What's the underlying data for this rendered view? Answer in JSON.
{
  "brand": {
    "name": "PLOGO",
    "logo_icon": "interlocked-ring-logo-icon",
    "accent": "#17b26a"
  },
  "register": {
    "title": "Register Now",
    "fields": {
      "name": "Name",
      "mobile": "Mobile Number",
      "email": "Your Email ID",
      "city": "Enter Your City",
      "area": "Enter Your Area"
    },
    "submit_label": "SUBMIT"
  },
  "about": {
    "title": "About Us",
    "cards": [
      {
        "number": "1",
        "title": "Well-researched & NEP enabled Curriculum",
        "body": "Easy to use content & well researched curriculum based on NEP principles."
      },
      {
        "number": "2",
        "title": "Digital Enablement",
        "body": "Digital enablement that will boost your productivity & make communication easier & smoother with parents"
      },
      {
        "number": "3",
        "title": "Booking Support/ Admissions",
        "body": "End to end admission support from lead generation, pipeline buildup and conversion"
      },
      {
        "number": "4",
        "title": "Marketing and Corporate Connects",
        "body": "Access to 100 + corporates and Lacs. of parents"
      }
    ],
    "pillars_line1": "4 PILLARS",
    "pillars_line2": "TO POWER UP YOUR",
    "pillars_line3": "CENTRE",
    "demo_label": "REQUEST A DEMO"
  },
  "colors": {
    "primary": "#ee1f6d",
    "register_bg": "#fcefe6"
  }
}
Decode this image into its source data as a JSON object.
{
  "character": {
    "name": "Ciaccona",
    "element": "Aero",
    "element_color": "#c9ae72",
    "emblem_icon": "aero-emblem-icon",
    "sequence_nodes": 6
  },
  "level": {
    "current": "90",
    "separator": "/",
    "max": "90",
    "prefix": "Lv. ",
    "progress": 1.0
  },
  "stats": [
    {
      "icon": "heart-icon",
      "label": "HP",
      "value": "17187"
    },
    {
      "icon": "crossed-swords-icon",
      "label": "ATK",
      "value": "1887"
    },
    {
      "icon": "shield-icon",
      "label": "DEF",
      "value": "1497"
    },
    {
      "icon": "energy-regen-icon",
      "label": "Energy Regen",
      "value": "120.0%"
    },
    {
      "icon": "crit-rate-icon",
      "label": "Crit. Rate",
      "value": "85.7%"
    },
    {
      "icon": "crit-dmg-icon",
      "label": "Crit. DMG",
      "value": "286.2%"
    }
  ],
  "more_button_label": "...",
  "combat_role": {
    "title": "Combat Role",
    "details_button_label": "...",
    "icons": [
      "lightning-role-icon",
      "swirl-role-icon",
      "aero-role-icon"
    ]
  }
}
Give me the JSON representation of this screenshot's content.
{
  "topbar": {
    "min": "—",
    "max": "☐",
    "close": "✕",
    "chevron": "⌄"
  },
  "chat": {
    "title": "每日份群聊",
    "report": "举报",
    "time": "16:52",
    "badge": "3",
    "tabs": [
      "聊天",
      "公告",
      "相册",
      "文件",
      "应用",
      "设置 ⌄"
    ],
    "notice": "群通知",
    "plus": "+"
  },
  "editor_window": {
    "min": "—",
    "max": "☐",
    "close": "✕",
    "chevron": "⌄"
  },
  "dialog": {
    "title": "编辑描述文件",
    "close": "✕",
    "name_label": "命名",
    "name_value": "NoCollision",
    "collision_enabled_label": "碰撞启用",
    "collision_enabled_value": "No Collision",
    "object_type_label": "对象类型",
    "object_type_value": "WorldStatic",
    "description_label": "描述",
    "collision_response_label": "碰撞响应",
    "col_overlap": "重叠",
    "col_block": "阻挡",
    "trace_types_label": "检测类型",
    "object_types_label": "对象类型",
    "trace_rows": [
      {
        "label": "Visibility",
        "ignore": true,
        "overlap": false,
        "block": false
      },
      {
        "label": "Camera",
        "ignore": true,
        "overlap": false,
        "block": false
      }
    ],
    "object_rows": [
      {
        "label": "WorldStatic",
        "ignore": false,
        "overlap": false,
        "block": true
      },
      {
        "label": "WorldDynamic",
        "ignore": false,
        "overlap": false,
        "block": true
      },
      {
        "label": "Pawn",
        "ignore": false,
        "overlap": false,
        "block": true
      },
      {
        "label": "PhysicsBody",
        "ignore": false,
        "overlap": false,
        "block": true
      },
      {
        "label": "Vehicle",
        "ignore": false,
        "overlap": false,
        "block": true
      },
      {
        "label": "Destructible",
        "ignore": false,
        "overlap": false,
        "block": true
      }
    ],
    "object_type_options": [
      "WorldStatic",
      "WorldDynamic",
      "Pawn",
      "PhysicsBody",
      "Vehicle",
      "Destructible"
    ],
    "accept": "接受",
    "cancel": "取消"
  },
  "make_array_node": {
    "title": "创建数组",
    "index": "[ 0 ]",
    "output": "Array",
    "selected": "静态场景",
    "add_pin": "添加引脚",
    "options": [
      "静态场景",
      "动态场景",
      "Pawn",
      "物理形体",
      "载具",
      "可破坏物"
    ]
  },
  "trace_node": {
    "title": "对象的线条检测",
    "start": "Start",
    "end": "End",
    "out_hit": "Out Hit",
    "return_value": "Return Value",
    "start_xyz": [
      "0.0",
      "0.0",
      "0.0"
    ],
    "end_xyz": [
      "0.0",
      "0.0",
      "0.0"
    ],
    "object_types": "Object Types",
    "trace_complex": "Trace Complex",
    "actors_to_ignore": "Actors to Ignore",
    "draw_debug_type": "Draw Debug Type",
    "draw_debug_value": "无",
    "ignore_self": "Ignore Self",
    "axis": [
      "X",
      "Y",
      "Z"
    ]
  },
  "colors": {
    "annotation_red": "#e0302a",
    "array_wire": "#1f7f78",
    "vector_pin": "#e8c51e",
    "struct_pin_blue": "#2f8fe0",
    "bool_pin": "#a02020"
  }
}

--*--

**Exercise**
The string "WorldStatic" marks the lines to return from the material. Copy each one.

**Answer to the exercise**
    "object_type_value": "WorldStatic",
        "label": "WorldStatic",
      "WorldStatic",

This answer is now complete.